---------- Input data

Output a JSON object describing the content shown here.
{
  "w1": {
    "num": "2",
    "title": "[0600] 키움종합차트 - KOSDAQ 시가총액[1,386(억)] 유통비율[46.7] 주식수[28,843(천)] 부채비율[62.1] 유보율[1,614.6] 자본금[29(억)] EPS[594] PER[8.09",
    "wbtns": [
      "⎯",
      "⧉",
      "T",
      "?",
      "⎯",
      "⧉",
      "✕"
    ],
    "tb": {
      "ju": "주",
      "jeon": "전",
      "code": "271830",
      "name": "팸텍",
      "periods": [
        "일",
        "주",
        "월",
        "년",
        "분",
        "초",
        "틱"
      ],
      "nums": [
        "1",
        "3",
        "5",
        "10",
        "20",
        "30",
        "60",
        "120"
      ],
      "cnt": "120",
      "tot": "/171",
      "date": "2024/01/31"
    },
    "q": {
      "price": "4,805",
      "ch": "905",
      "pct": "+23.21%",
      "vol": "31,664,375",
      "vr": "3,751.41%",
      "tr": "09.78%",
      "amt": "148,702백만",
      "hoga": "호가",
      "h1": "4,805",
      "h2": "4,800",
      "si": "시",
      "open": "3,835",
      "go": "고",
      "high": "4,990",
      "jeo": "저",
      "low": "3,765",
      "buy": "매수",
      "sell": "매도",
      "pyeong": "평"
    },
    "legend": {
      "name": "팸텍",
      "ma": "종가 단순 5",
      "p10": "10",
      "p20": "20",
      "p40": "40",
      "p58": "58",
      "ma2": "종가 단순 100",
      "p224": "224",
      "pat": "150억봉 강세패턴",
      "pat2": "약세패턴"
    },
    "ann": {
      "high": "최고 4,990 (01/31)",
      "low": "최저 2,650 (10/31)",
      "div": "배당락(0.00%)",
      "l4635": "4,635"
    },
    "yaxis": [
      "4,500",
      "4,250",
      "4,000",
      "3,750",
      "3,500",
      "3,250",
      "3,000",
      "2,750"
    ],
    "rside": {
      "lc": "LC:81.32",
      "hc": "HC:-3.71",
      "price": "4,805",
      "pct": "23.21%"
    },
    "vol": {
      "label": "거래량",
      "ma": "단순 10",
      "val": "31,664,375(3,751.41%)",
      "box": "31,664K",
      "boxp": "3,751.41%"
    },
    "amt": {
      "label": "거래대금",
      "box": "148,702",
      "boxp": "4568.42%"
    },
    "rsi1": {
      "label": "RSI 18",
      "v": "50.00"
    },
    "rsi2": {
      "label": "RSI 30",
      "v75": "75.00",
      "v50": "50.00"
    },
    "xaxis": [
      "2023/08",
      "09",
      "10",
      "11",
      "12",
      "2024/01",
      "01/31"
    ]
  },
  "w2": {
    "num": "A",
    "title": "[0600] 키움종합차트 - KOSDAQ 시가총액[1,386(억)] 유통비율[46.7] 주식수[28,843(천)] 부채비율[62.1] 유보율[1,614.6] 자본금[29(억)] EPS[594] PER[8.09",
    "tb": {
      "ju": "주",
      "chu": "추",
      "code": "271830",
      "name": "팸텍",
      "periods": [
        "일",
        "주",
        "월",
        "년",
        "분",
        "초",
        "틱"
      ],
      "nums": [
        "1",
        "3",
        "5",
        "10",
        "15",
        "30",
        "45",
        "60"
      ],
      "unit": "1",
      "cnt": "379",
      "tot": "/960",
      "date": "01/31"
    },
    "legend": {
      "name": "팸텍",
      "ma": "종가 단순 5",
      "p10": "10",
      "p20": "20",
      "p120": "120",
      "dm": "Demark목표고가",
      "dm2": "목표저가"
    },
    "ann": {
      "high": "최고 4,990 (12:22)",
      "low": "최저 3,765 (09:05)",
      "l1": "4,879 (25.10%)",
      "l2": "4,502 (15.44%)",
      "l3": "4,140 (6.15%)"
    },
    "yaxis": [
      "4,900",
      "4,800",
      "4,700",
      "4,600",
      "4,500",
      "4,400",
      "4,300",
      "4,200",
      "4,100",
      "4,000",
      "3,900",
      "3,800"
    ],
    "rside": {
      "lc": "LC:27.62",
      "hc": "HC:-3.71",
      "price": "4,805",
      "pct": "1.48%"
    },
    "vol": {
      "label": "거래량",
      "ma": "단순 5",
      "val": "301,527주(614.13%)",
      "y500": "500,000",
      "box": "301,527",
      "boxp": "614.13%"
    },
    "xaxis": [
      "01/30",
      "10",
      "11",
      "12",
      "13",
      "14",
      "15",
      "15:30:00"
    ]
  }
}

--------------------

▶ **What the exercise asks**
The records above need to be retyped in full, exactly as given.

▶ **Task response**
Output a JSON object describing the content shown here.
{
  "w1": {
    "num": "2",
    "title": "[0600] 키움종합차트 - KOSDAQ 시가총액[1,386(억)] 유통비율[46.7] 주식수[28,843(천)] 부채비율[62.1] 유보율[1,614.6] 자본금[29(억)] EPS[594] PER[8.09",
    "wbtns": [
      "⎯",
      "⧉",
      "T",
      "?",
      "⎯",
      "⧉",
      "✕"
    ],
    "tb": {
      "ju": "주",
      "jeon": "전",
      "code": "271830",
      "name": "팸텍",
      "periods": [
        "일",
        "주",
        "월",
        "년",
        "분",
        "초",
        "틱"
      ],
      "nums": [
        "1",
        "3",
        "5",
        "10",
        "20",
        "30",
        "60",
        "120"
      ],
      "cnt": "120",
      "tot": "/171",
      "date": "2024/01/31"
    },
    "q": {
      "price": "4,805",
      "ch": "905",
      "pct": "+23.21%",
      "vol": "31,664,375",
      "vr": "3,751.41%",
      "tr": "09.78%",
      "amt": "148,702백만",
      "hoga": "호가",
      "h1": "4,805",
      "h2": "4,800",
      "si": "시",
      "open": "3,835",
      "go": "고",
      "high": "4,990",
      "jeo": "저",
      "low": "3,765",
      "buy": "매수",
      "sell": "매도",
      "pyeong": "평"
    },
    "legend": {
      "name": "팸텍",
      "ma": "종가 단순 5",
      "p10": "10",
      "p20": "20",
      "p40": "40",
      "p58": "58",
      "ma2": "종가 단순 100",
      "p224": "224",
      "pat": "150억봉 강세패턴",
      "pat2": "약세패턴"
    },
    "ann": {
      "high": "최고 4,990 (01/31)",
      "low": "최저 2,650 (10/31)",
      "div": "배당락(0.00%)",
      "l4635": "4,635"
    },
    "yaxis": [
      "4,500",
      "4,250",
      "4,000",
      "3,750",
      "3,500",
      "3,250",
      "3,000",
      "2,750"
    ],
    "rside": {
      "lc": "LC:81.32",
      "hc": "HC:-3.71",
      "price": "4,805",
      "pct": "23.21%"
    },
    "vol": {
      "label": "거래량",
      "ma": "단순 10",
      "val": "31,664,375(3,751.41%)",
      "box": "31,664K",
      "boxp": "3,751.41%"
    },
    "amt": {
      "label": "거래대금",
      "box": "148,702",
      "boxp": "4568.42%"
    },
    "rsi1": {
      "label": "RSI 18",
      "v": "50.00"
    },
    "rsi2": {
      "label": "RSI 30",
      "v75": "75.00",
      "v50": "50.00"
    },
    "xaxis": [
      "2023/08",
      "09",
      "10",
      "11",
      "12",
      "2024/01",
      "01/31"
    ]
  },
  "w2": {
    "num": "A",
    "title": "[0600] 키움종합차트 - KOSDAQ 시가총액[1,386(억)] 유통비율[46.7] 주식수[28,843(천)] 부채비율[62.1] 유보율[1,614.6] 자본금[29(억)] EPS[594] PER[8.09",
    "tb": {
      "ju": "주",
      "chu": "추",
      "code": "271830",
      "name": "팸텍",
      "periods": [
        "일",
        "주",
        "월",
        "년",
        "분",
        "초",
        "틱"
      ],
      "nums": [
        "1",
        "3",
        "5",
        "10",
        "15",
        "30",
        "45",
        "60"
      ],
      "unit": "1",
      "cnt": "379",
      "tot": "/960",
      "date": "01/31"
    },
    "legend": {
      "name": "팸텍",
      "ma": "종가 단순 5",
      "p10": "10",
      "p20": "20",
      "p120": "120",
      "dm": "Demark목표고가",
      "dm2": "목표저가"
    },
    "ann": {
      "high": "최고 4,990 (12:22)",
      "low": "최저 3,765 (09:05)",
      "l1": "4,879 (25.10%)",
      "l2": "4,502 (15.44%)",
      "l3": "4,140 (6.15%)"
    },
    "yaxis": [
      "4,900",
      "4,800",
      "4,700",
      "4,600",
      "4,500",
      "4,400",
      "4,300",
      "4,200",
      "4,100",
      "4,000",
      "3,900",
      "3,800"
    ],
    "rside": {
      "lc": "LC:27.62",
      "hc": "HC:-3.71",
      "price": "4,805",
      "pct": "1.48%"
    },
    "vol": {
      "label": "거래량",
      "ma": "단순 5",
      "val": "301,527주(614.13%)",
      "y500": "500,000",
      "box": "301,527",
      "boxp": "614.13%"
    },
    "xaxis": [
      "01/30",
      "10",
      "11",
      "12",
      "13",
      "14",
      "15",
      "15:30:00"
    ]
  }
}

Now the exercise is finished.